━━━ ENTRIES PROVIDED ━━━
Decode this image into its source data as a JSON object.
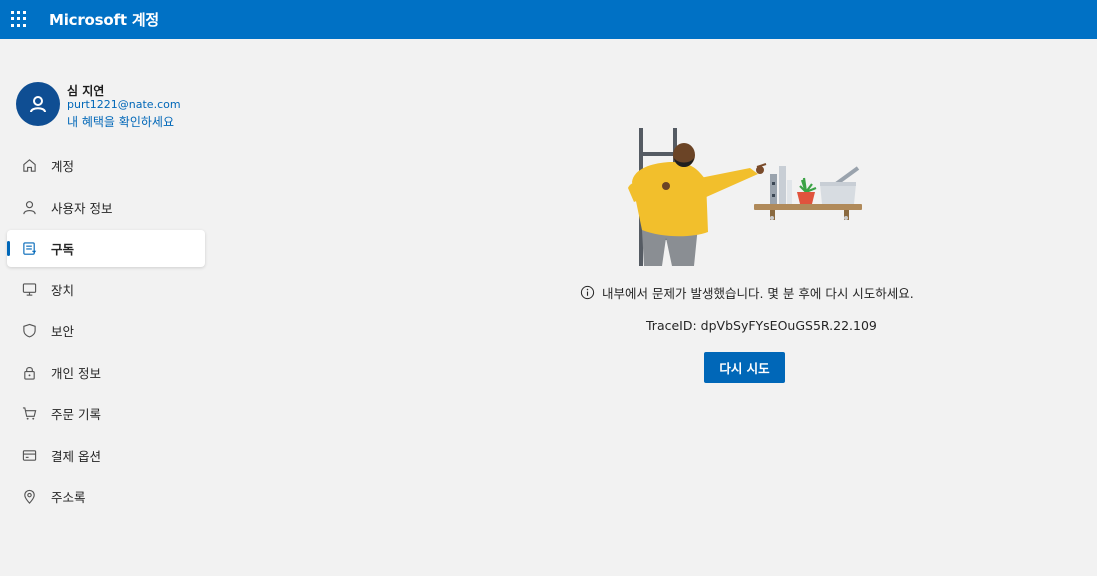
{
  "header": {
    "brand": "Microsoft 계정",
    "waffle_icon": "app-launcher-icon",
    "color": "#0071c5"
  },
  "profile": {
    "name": "심 지연",
    "email": "purt1221@nate.com",
    "benefits_link": "내 혜택을 확인하세요",
    "avatar_icon": "person-icon",
    "avatar_color": "#0f4e93"
  },
  "nav": {
    "items": [
      {
        "label": "계정",
        "icon": "home-icon"
      },
      {
        "label": "사용자 정보",
        "icon": "person-icon"
      },
      {
        "label": "구독",
        "icon": "subscription-icon",
        "active": true
      },
      {
        "label": "장치",
        "icon": "monitor-icon"
      },
      {
        "label": "보안",
        "icon": "shield-icon"
      },
      {
        "label": "개인 정보",
        "icon": "lock-icon"
      },
      {
        "label": "주문 기록",
        "icon": "cart-icon"
      },
      {
        "label": "결제 옵션",
        "icon": "credit-card-icon"
      },
      {
        "label": "주소록",
        "icon": "location-pin-icon"
      }
    ]
  },
  "main": {
    "error_message": "내부에서 문제가 발생했습니다. 몇 분 후에 다시 시도하세요.",
    "trace_text": "TraceID: dpVbSyFYsEOuGS5R.22.109",
    "retry_label": "다시 시도",
    "accent": "#0067b8"
  }
}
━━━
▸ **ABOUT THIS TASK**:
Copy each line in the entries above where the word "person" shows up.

▸ **ANSWER TO THE PROBLEM**:
    "avatar_icon": "person-icon",
        "icon": "person-icon"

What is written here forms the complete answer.